See also: V-Speeds
Actual Airspeed Reference Line and Scale
A white scale on a grey background moves in front of a fixed yellow reference line next to a yellow triangle to show airspeed. The minimum airspeed indication is 30 knots.
This is shown in yellow and starts at the speed symbol. It is an arrow that extends upwards or downwards from the speed symbol depending on the trend of the aircraft's speed (whether accelerating or decelerating).
The tip shows the speed the aircraft will reach in 10 seconds if the rate of change remains constant. The pointer will only appear when it is greater than 2 knots and disappears when it is 1 knot.
It will also disappear if the FACs fail.
This is displayed in either magenta or blue depending on whether managed or selected speed is commanded. It is a triangle coming off from the right side of the speedtape. If the target airspeed is the FMGC computed airspeed, it will be displayed as a magenta triangle. If it is selected from the FCU by the pilots, it will be blue.
The target speed will be a magenta double bar when it is associated with the ECON speed range.
If the target speed is off the scale, the value is displayed as a number above or below the scale.

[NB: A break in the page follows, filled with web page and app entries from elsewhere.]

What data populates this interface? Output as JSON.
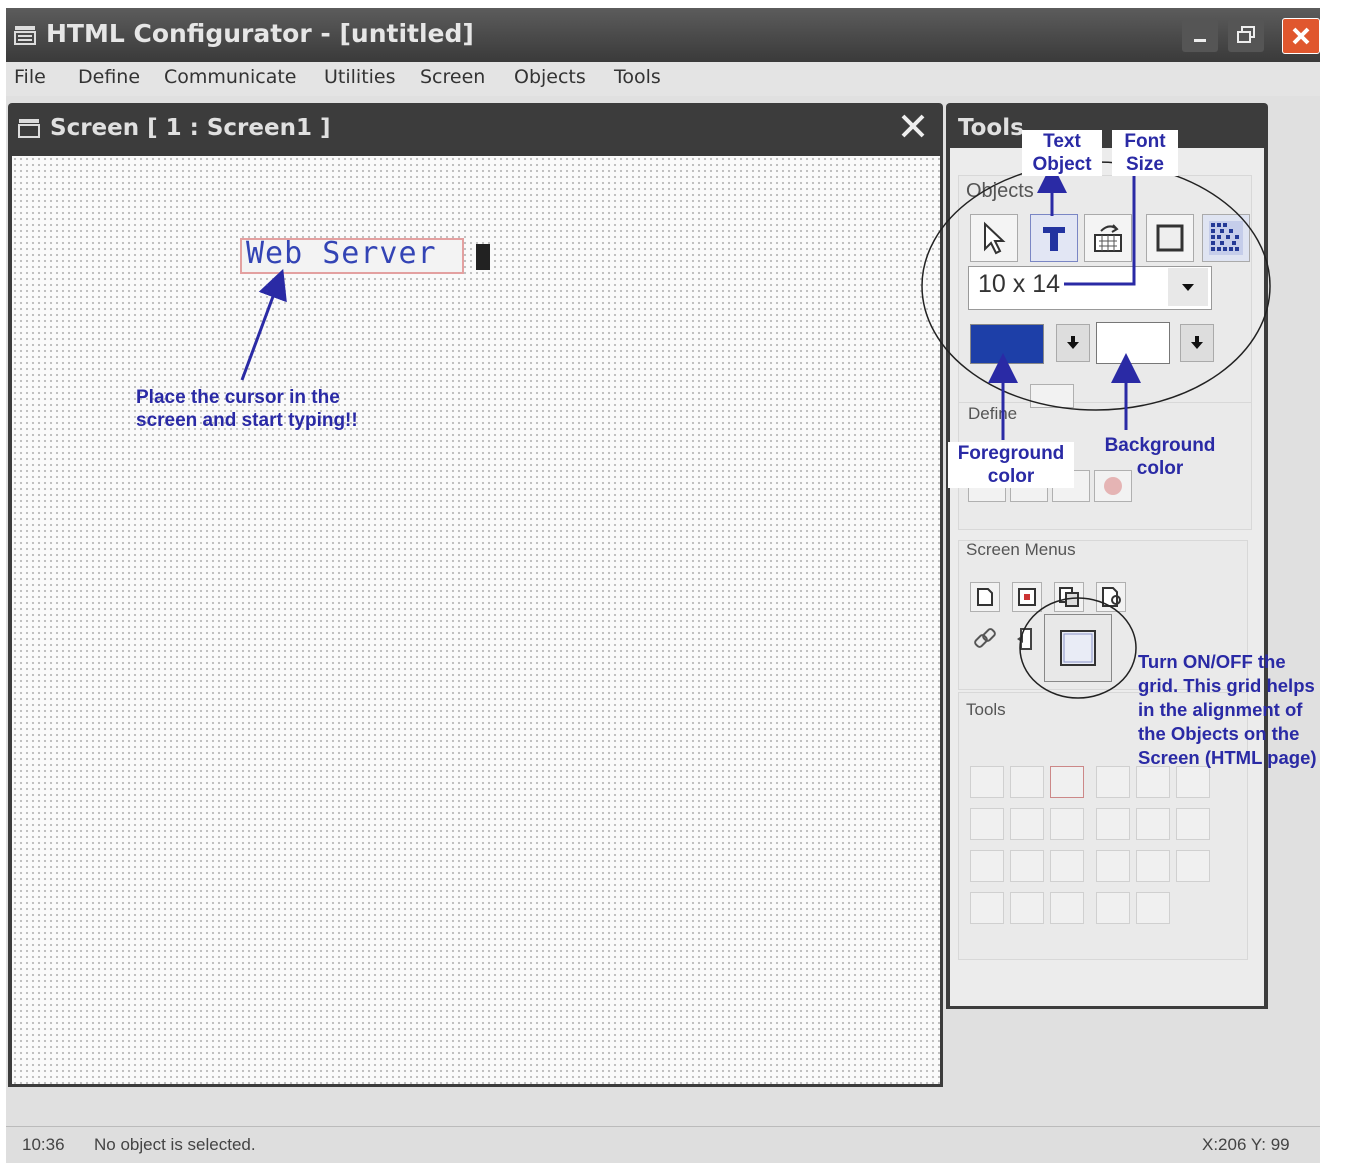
{
  "window": {
    "title": "HTML Configurator - [untitled]"
  },
  "menu": [
    "File",
    "Define",
    "Communicate",
    "Utilities",
    "Screen",
    "Objects",
    "Tools"
  ],
  "screen_window": {
    "title": "Screen [ 1 : Screen1 ]",
    "text_object": "Web Server"
  },
  "tools_panel": {
    "title": "Tools",
    "objects_label": "Objects",
    "font_size": "10 x 14",
    "define_label": "Define",
    "screen_menus_label": "Screen Menus",
    "tools_label": "Tools",
    "foreground_color": "#1d3fa8",
    "background_color": "#ffffff"
  },
  "status": {
    "time": "10:36",
    "message": "No object is selected.",
    "coords": "X:206 Y: 99"
  },
  "annotations": {
    "text_object": [
      "Text",
      "Object"
    ],
    "font_size": [
      "Font",
      "Size"
    ],
    "foreground": [
      "Foreground",
      "color"
    ],
    "background": [
      "Background",
      "color"
    ],
    "cursor_hint": [
      "Place the cursor in the",
      "screen and start typing!!"
    ],
    "grid_hint": [
      "Turn ON/OFF the",
      "grid. This grid helps",
      "in the alignment of",
      "the Objects on the",
      "Screen (HTML page)"
    ]
  }
}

This is displayed in green and is shown if the Mach number reaches above 0.5. It is displayed underneath the scale.
This is displayed in green and shows the speed at which overspeed protections become active.
This speed is VMO (maximum operating speed) + 6 knots or MMO (maximum Mach speed) + 0.01
ECON Speed Range
This appears in descent mode with ECON/AUTO SPD mode active. Two magenta half triangles will represent the upper and lower limits calculated by the FMGC. This replaces the target speed symbol.
The upper speed is equal to the target speed + 20 knots, limited to VMAX, VMO - 3 knots or MMO - 0.006, whichever is the lowest.
If a speed constraint or limit applies then the upper margin is limited to ECON SPD + 5kts.
The lower speed margin is the target speed - 20 knots. It is limited to green dot, F, S or VLS speeds, whichever is higher.
Minimum Selectable Speed (VLS)
The top of the amber strip along the speed scale represents this speed. It shows the lowest selectable speed and provides an appropriate margin to the stall speed. This information is inhibited from touchdown until 10 seconds after liftoff.
Alpha Protection Speed
The top of the black and amber striped strip along the speed scale represents this speed. It shows the speed corresponding to the angle of attack at which the alpha protections will become active. It is displayed when the aircraft is in normal pitch law.
Alpha Max Speed
The top of a red strip along the speed scale indicates this speed. It represents the speed corresponding to the maximum angle of attack that the aircraft can achieve in normal pitch law.
The lower end of a red and black strip along the speed scale represents this speed. It is the lowest of:
- VMO or the corresponding to MMO
Stall Warning Speed (VSW)
The top of the red and black strip along the speed scale represents this speed. It is the speed at which the stall warning will occur. This information is inhibited from touchdown until 5 seconds after liftoff and is displayed only when operating in pitch alternate or pitch direct law.
Decision Speed (V1)
It is shown as blue numeral one (1) at a speed that the pilot inserted manually in the takeoff performance page in the MCDU. When it is off the scale, the upper part of the scale shows the speed in numbers. It disappears after liftoff.
Minimum Flap Retraction Speed (F)
This is displayed with a green letter F. It appears when the flap selector is in position 2 or 3.
Minimum Slat Retraction Speed (S)
This is displayed with a green letter S. It appears when the flap selector is in position 1.
It is displayed with an amber double bar (=) and shows the VFE corresponding to the next flap lever position. It appears when the aircraft altitude is below 15,000 feet or 20,000 feet depending upon the FAC standard.
VR (Rotation Velocity)
This is a blue dot on the right side of the speedtape. It displays the speed at which the aircraft can rotate.
This is a magenta triangle on the right side of the speedtape. It displays the V2 speed which has been set in the TAKE OFF PERF page of the MCDU. V2 is the minimum speed that needs to be maintained in the event of an engine failure after V1 up to acceleration altitude.
V2+10 provides better climb performance (before acceleration altitude and during noise abatement program departures).
Engine Loss V2 Speeds
After takeoff V2+10 is the targeted speed you should reach and maintain by the time you attain a height of 35 FT after takeoff until reaching the acceleration altitude.
When an engine failure occurs (shortly before or after takeoff), V2 is the minimum allowable speed. Pilots should aim to meet the criteria below at point of engine loss:
- In a situation where engine is lost before reaching V2 the targeted speed is V2.
- If the aircraft speed is higher than V2 then pilots should maintain the higher speed but not exceed V2+15.